Items from a data source:
+++

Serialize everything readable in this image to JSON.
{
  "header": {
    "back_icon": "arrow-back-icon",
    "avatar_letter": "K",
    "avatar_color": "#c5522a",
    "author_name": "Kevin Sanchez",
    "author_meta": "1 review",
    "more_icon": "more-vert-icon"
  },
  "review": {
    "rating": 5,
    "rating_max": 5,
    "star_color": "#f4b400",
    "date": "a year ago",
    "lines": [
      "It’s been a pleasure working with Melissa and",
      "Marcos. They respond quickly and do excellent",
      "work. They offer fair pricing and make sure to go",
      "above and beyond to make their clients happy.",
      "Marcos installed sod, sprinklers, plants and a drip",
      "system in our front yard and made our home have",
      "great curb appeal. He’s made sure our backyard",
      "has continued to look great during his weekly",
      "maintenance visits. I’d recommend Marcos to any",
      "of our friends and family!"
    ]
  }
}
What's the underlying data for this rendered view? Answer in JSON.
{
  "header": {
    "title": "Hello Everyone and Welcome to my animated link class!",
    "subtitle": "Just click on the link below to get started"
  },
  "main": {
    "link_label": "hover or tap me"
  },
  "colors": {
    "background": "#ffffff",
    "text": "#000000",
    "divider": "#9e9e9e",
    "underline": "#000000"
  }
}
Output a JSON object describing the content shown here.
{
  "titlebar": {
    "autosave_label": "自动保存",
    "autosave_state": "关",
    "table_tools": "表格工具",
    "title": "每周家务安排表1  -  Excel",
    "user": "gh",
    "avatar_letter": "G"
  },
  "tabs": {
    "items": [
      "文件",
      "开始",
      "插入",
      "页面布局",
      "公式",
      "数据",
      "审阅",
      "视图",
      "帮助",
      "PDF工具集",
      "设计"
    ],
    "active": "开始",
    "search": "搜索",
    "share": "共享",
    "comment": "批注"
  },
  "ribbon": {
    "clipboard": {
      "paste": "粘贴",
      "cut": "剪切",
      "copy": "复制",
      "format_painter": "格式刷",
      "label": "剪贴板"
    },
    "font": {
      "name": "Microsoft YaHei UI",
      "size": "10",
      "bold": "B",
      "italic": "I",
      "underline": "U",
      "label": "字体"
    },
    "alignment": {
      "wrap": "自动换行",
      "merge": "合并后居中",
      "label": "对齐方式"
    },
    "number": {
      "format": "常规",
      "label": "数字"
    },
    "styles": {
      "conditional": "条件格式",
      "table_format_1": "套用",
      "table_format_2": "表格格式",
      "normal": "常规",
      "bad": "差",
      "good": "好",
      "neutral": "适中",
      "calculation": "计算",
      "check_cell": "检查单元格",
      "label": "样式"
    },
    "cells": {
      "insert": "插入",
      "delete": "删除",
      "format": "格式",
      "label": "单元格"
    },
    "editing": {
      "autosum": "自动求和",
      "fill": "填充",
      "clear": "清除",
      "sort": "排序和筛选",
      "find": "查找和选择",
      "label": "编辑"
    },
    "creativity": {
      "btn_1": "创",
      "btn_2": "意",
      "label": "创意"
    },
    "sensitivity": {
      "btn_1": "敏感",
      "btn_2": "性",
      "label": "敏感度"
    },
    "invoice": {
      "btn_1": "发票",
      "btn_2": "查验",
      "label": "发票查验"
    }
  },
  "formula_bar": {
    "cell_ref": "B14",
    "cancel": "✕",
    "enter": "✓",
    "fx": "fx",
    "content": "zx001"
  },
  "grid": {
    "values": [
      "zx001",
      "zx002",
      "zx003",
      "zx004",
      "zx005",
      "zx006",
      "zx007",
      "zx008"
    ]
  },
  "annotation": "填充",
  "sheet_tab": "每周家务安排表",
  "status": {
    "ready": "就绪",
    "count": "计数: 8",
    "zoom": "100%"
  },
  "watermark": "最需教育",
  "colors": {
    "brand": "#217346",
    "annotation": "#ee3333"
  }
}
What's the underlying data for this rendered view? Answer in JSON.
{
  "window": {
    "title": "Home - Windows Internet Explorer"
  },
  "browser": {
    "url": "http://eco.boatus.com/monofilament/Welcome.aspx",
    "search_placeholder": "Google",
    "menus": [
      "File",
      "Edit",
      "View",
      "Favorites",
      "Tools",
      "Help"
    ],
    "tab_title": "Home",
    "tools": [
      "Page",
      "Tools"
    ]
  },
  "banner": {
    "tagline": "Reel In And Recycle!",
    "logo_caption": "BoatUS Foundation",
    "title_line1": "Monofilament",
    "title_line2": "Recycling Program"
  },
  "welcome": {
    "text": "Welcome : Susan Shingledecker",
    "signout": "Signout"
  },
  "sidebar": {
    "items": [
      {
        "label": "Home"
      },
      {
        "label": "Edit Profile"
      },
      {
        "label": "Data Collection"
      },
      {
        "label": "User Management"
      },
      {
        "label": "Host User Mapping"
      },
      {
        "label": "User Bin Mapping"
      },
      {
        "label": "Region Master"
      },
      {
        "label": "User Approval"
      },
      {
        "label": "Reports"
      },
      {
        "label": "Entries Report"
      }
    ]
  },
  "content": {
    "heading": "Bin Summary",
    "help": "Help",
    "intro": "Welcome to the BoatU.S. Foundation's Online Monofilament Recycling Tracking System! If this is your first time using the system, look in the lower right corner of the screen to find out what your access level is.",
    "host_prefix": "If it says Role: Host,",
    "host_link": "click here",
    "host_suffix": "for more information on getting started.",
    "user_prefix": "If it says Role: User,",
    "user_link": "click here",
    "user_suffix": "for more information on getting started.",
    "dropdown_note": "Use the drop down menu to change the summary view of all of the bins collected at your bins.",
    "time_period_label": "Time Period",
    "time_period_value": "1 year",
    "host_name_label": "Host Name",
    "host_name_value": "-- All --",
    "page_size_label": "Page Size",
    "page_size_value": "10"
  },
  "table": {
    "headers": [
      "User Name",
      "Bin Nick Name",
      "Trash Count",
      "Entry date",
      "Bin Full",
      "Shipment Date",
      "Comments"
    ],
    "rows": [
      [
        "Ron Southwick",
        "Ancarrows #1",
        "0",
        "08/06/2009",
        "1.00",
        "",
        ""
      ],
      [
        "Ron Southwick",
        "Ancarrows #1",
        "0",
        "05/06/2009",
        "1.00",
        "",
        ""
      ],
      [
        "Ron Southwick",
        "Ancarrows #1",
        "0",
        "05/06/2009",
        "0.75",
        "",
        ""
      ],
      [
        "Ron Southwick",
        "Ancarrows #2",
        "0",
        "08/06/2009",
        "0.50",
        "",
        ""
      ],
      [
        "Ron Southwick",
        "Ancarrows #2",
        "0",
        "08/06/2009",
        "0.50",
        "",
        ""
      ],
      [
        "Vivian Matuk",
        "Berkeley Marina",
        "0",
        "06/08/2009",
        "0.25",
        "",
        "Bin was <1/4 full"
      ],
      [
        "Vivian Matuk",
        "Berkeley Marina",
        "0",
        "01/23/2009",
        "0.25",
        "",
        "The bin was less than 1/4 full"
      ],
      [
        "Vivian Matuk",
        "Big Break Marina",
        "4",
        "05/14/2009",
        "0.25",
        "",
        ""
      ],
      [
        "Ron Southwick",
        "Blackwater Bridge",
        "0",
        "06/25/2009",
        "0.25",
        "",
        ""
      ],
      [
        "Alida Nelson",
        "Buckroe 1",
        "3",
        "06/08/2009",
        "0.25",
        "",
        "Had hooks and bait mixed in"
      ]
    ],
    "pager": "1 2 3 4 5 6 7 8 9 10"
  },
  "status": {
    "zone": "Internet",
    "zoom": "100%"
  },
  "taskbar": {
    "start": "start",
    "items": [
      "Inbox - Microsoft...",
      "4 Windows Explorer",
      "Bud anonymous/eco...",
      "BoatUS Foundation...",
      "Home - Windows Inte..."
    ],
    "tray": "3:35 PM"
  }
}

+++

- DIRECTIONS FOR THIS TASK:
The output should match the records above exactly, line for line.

- OUTPUT OF THE EXERCISE:
Serialize everything readable in this image to JSON.
{
  "header": {
    "back_icon": "arrow-back-icon",
    "avatar_letter": "K",
    "avatar_color": "#c5522a",
    "author_name": "Kevin Sanchez",
    "author_meta": "1 review",
    "more_icon": "more-vert-icon"
  },
  "review": {
    "rating": 5,
    "rating_max": 5,
    "star_color": "#f4b400",
    "date": "a year ago",
    "lines": [
      "It’s been a pleasure working with Melissa and",
      "Marcos. They respond quickly and do excellent",
      "work. They offer fair pricing and make sure to go",
      "above and beyond to make their clients happy.",
      "Marcos installed sod, sprinklers, plants and a drip",
      "system in our front yard and made our home have",
      "great curb appeal. He’s made sure our backyard",
      "has continued to look great during his weekly",
      "maintenance visits. I’d recommend Marcos to any",
      "of our friends and family!"
    ]
  }
}
What's the underlying data for this rendered view? Answer in JSON.
{
  "header": {
    "title": "Hello Everyone and Welcome to my animated link class!",
    "subtitle": "Just click on the link below to get started"
  },
  "main": {
    "link_label": "hover or tap me"
  },
  "colors": {
    "background": "#ffffff",
    "text": "#000000",
    "divider": "#9e9e9e",
    "underline": "#000000"
  }
}
Output a JSON object describing the content shown here.
{
  "titlebar": {
    "autosave_label": "自动保存",
    "autosave_state": "关",
    "table_tools": "表格工具",
    "title": "每周家务安排表1  -  Excel",
    "user": "gh",
    "avatar_letter": "G"
  },
  "tabs": {
    "items": [
      "文件",
      "开始",
      "插入",
      "页面布局",
      "公式",
      "数据",
      "审阅",
      "视图",
      "帮助",
      "PDF工具集",
      "设计"
    ],
    "active": "开始",
    "search": "搜索",
    "share": "共享",
    "comment": "批注"
  },
  "ribbon": {
    "clipboard": {
      "paste": "粘贴",
      "cut": "剪切",
      "copy": "复制",
      "format_painter": "格式刷",
      "label": "剪贴板"
    },
    "font": {
      "name": "Microsoft YaHei UI",
      "size": "10",
      "bold": "B",
      "italic": "I",
      "underline": "U",
      "label": "字体"
    },
    "alignment": {
      "wrap": "自动换行",
      "merge": "合并后居中",
      "label": "对齐方式"
    },
    "number": {
      "format": "常规",
      "label": "数字"
    },
    "styles": {
      "conditional": "条件格式",
      "table_format_1": "套用",
      "table_format_2": "表格格式",
      "normal": "常规",
      "bad": "差",
      "good": "好",
      "neutral": "适中",
      "calculation": "计算",
      "check_cell": "检查单元格",
      "label": "样式"
    },
    "cells": {
      "insert": "插入",
      "delete": "删除",
      "format": "格式",
      "label": "单元格"
    },
    "editing": {
      "autosum": "自动求和",
      "fill": "填充",
      "clear": "清除",
      "sort": "排序和筛选",
      "find": "查找和选择",
      "label": "编辑"
    },
    "creativity": {
      "btn_1": "创",
      "btn_2": "意",
      "label": "创意"
    },
    "sensitivity": {
      "btn_1": "敏感",
      "btn_2": "性",
      "label": "敏感度"
    },
    "invoice": {
      "btn_1": "发票",
      "btn_2": "查验",
      "label": "发票查验"
    }
  },
  "formula_bar": {
    "cell_ref": "B14",
    "cancel": "✕",
    "enter": "✓",
    "fx": "fx",
    "content": "zx001"
  },
  "grid": {
    "values": [
      "zx001",
      "zx002",
      "zx003",
      "zx004",
      "zx005",
      "zx006",
      "zx007",
      "zx008"
    ]
  },
  "annotation": "填充",
  "sheet_tab": "每周家务安排表",
  "status": {
    "ready": "就绪",
    "count": "计数: 8",
    "zoom": "100%"
  },
  "watermark": "最需教育",
  "colors": {
    "brand": "#217346",
    "annotation": "#ee3333"
  }
}
What's the underlying data for this rendered view? Answer in JSON.
{
  "window": {
    "title": "Home - Windows Internet Explorer"
  },
  "browser": {
    "url": "http://eco.boatus.com/monofilament/Welcome.aspx",
    "search_placeholder": "Google",
    "menus": [
      "File",
      "Edit",
      "View",
      "Favorites",
      "Tools",
      "Help"
    ],
    "tab_title": "Home",
    "tools": [
      "Page",
      "Tools"
    ]
  },
  "banner": {
    "tagline": "Reel In And Recycle!",
    "logo_caption": "BoatUS Foundation",
    "title_line1": "Monofilament",
    "title_line2": "Recycling Program"
  },
  "welcome": {
    "text": "Welcome : Susan Shingledecker",
    "signout": "Signout"
  },
  "sidebar": {
    "items": [
      {
        "label": "Home"
      },
      {
        "label": "Edit Profile"
      },
      {
        "label": "Data Collection"
      },
      {
        "label": "User Management"
      },
      {
        "label": "Host User Mapping"
      },
      {
        "label": "User Bin Mapping"
      },
      {
        "label": "Region Master"
      },
      {
        "label": "User Approval"
      },
      {
        "label": "Reports"
      },
      {
        "label": "Entries Report"
      }
    ]
  },
  "content": {
    "heading": "Bin Summary",
    "help": "Help",
    "intro": "Welcome to the BoatU.S. Foundation's Online Monofilament Recycling Tracking System! If this is your first time using the system, look in the lower right corner of the screen to find out what your access level is.",
    "host_prefix": "If it says Role: Host,",
    "host_link": "click here",
    "host_suffix": "for more information on getting started.",
    "user_prefix": "If it says Role: User,",
    "user_link": "click here",
    "user_suffix": "for more information on getting started.",
    "dropdown_note": "Use the drop down menu to change the summary view of all of the bins collected at your bins.",
    "time_period_label": "Time Period",
    "time_period_value": "1 year",
    "host_name_label": "Host Name",
    "host_name_value": "-- All --",
    "page_size_label": "Page Size",
    "page_size_value": "10"
  },
  "table": {
    "headers": [
      "User Name",
      "Bin Nick Name",
      "Trash Count",
      "Entry date",
      "Bin Full",
      "Shipment Date",
      "Comments"
    ],
    "rows": [
      [
        "Ron Southwick",
        "Ancarrows #1",
        "0",
        "08/06/2009",
        "1.00",
        "",
        ""
      ],
      [
        "Ron Southwick",
        "Ancarrows #1",
        "0",
        "05/06/2009",
        "1.00",
        "",
        ""
      ],
      [
        "Ron Southwick",
        "Ancarrows #1",
        "0",
        "05/06/2009",
        "0.75",
        "",
        ""
      ],
      [
        "Ron Southwick",
        "Ancarrows #2",
        "0",
        "08/06/2009",
        "0.50",
        "",
        ""
      ],
      [
        "Ron Southwick",
        "Ancarrows #2",
        "0",
        "08/06/2009",
        "0.50",
        "",
        ""
      ],
      [
        "Vivian Matuk",
        "Berkeley Marina",
        "0",
        "06/08/2009",
        "0.25",
        "",
        "Bin was <1/4 full"
      ],
      [
        "Vivian Matuk",
        "Berkeley Marina",
        "0",
        "01/23/2009",
        "0.25",
        "",
        "The bin was less than 1/4 full"
      ],
      [
        "Vivian Matuk",
        "Big Break Marina",
        "4",
        "05/14/2009",
        "0.25",
        "",
        ""
      ],
      [
        "Ron Southwick",
        "Blackwater Bridge",
        "0",
        "06/25/2009",
        "0.25",
        "",
        ""
      ],
      [
        "Alida Nelson",
        "Buckroe 1",
        "3",
        "06/08/2009",
        "0.25",
        "",
        "Had hooks and bait mixed in"
      ]
    ],
    "pager": "1 2 3 4 5 6 7 8 9 10"
  },
  "status": {
    "zone": "Internet",
    "zoom": "100%"
  },
  "taskbar": {
    "start": "start",
    "items": [
      "Inbox - Microsoft...",
      "4 Windows Explorer",
      "Bud anonymous/eco...",
      "BoatUS Foundation...",
      "Home - Windows Inte..."
    ],
    "tray": "3:35 PM"
  }
}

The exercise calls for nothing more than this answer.